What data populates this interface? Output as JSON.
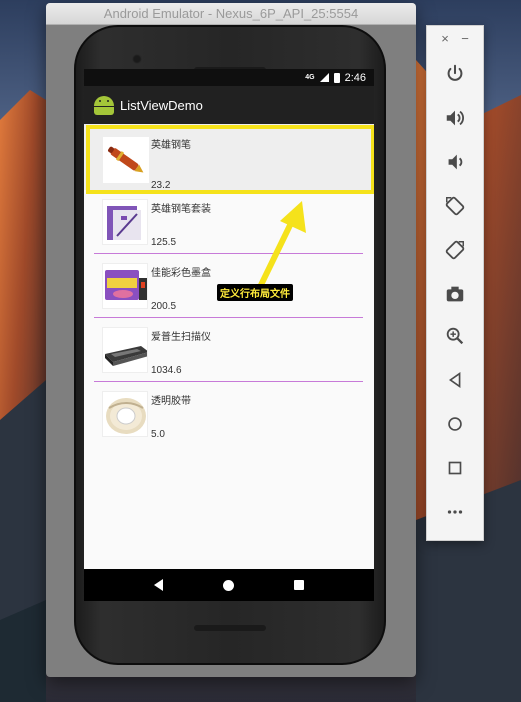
{
  "emulator": {
    "window_title": "Android Emulator - Nexus_6P_API_25:5554"
  },
  "status_bar": {
    "network": "4G",
    "time": "2:46"
  },
  "app": {
    "title": "ListViewDemo"
  },
  "products": [
    {
      "name": "英雄钢笔",
      "price": "23.2",
      "image": "fountain-pen-image"
    },
    {
      "name": "英雄钢笔套装",
      "price": "125.5",
      "image": "pen-gift-set-image"
    },
    {
      "name": "佳能彩色墨盒",
      "price": "200.5",
      "image": "ink-cartridge-image"
    },
    {
      "name": "爱普生扫描仪",
      "price": "1034.6",
      "image": "scanner-image"
    },
    {
      "name": "透明胶带",
      "price": "5.0",
      "image": "tape-roll-image"
    }
  ],
  "annotation": {
    "label": "定义行布局文件",
    "highlight_color": "#f5e21b"
  },
  "toolbar": {
    "close_label": "×",
    "minimize_label": "−",
    "buttons": [
      "power-icon",
      "volume-up-icon",
      "volume-down-icon",
      "rotate-left-icon",
      "rotate-right-icon",
      "camera-icon",
      "zoom-icon",
      "back-icon",
      "home-icon",
      "overview-icon",
      "more-icon"
    ]
  },
  "colors": {
    "divider": "#c77ad8",
    "app_bar": "#212121",
    "android_green": "#a4c639"
  }
}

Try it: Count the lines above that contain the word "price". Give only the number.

Expected answer: 5